Required work: The output should be every line below that includes the word "after".
═══ Given records ═══
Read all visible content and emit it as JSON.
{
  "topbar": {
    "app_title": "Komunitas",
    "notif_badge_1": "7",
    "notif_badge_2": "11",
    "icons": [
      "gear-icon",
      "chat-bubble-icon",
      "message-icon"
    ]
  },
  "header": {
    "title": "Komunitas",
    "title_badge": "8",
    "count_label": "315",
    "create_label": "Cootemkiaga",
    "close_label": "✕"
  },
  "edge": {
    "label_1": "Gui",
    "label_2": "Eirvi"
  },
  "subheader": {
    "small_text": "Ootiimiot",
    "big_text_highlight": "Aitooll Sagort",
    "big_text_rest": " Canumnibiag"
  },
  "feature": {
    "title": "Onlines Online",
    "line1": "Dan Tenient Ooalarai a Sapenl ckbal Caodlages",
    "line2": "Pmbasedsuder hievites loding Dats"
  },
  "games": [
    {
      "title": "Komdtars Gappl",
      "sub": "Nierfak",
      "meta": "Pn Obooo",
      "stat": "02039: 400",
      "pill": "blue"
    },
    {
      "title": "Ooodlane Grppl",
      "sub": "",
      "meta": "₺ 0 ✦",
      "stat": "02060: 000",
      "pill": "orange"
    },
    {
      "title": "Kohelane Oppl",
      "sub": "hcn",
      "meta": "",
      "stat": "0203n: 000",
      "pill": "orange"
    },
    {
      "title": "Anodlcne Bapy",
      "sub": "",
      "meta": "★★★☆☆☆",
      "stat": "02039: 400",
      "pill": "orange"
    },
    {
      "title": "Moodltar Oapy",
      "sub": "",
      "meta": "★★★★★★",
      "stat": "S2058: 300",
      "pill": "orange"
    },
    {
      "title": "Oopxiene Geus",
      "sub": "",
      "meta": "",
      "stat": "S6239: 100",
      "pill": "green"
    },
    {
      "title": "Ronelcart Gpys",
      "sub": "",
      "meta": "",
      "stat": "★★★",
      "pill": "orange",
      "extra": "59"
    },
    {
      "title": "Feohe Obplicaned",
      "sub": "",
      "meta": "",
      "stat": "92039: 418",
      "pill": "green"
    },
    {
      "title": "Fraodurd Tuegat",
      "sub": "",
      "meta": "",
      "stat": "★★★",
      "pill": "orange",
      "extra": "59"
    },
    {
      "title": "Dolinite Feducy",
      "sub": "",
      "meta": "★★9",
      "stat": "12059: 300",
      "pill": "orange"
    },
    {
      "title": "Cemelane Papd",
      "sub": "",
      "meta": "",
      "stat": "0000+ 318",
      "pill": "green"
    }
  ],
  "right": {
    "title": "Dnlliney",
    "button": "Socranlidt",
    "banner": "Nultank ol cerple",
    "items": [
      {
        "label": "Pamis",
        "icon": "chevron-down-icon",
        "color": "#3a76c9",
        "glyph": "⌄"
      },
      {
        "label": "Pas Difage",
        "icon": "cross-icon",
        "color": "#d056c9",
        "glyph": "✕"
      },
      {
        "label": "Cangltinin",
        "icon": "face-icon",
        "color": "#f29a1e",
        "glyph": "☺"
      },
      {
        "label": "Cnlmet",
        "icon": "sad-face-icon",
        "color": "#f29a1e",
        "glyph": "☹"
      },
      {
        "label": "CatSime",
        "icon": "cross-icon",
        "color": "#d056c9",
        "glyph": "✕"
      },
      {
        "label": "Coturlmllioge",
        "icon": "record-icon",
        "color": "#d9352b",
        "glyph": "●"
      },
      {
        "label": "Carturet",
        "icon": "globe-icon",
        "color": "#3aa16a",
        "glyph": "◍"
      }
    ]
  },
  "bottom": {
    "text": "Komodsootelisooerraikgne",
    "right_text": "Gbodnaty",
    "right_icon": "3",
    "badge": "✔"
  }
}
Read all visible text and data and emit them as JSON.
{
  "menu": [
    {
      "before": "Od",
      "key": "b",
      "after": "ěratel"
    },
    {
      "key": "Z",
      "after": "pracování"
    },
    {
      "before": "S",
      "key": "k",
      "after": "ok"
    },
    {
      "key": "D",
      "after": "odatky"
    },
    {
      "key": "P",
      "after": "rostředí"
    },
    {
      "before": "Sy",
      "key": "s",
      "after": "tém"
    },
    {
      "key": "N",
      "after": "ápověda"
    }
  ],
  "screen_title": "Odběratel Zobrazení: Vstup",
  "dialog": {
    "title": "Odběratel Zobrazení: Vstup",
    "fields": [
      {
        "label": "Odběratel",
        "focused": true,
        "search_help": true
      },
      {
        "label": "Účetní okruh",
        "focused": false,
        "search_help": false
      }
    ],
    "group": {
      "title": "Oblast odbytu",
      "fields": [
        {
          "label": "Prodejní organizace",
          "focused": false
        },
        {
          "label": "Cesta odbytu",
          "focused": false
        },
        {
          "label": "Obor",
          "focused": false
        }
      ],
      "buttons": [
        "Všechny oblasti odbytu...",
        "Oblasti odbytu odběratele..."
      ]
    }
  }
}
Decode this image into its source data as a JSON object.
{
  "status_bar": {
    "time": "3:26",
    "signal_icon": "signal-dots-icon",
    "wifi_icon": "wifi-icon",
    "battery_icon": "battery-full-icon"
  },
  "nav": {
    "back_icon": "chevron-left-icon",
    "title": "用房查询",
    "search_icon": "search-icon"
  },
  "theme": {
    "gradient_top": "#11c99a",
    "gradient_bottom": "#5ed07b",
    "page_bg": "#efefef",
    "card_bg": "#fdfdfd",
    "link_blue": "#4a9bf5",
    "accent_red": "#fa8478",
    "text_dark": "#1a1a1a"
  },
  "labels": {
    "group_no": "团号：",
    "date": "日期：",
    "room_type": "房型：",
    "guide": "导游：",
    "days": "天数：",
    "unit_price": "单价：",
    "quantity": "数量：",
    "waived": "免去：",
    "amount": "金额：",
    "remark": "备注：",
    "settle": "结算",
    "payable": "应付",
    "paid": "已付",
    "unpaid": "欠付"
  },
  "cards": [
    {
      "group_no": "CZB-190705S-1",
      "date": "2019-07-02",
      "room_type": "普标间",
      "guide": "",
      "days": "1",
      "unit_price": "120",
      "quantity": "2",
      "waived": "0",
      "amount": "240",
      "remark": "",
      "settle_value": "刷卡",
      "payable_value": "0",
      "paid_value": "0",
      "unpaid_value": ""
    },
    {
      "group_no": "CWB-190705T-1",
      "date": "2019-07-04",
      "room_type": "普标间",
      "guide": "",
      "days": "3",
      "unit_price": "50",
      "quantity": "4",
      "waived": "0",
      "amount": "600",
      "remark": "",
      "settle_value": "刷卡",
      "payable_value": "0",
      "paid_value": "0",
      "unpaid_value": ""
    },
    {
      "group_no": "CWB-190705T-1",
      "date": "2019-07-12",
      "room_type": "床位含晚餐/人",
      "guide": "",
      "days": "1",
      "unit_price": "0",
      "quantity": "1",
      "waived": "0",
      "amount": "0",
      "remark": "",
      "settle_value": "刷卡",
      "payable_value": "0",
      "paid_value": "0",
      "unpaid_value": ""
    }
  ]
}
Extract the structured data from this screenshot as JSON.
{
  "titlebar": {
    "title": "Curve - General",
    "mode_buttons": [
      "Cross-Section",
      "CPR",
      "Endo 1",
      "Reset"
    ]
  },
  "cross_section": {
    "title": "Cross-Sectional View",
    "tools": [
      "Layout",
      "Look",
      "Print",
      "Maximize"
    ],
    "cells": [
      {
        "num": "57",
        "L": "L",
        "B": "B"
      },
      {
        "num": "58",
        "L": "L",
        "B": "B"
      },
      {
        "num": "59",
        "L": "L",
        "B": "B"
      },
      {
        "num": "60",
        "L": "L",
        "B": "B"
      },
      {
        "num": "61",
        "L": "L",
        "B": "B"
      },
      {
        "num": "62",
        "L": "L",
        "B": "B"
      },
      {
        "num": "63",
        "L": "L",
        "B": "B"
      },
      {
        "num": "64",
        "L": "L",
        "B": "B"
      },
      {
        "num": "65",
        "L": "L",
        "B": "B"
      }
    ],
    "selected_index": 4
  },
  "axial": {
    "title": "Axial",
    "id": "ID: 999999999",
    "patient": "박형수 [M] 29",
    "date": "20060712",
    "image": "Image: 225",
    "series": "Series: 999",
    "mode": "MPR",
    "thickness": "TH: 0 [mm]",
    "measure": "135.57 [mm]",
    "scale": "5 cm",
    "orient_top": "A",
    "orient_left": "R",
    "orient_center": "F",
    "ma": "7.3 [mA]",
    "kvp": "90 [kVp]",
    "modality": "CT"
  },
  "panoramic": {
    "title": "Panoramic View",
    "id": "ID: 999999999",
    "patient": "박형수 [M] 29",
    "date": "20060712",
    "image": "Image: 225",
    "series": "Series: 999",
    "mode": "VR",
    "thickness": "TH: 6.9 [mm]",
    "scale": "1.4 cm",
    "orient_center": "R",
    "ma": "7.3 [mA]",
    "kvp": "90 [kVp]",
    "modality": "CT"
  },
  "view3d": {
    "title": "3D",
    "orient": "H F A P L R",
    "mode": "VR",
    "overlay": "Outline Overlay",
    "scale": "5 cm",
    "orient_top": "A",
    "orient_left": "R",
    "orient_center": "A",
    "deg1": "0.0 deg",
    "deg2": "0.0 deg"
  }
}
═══
Solution for this problem:
      "after": "ěratel"
      "after": "pracování"
      "after": "ok"
      "after": "odatky"
      "after": "rostředí"
      "after": "tém"
      "after": "ápověda"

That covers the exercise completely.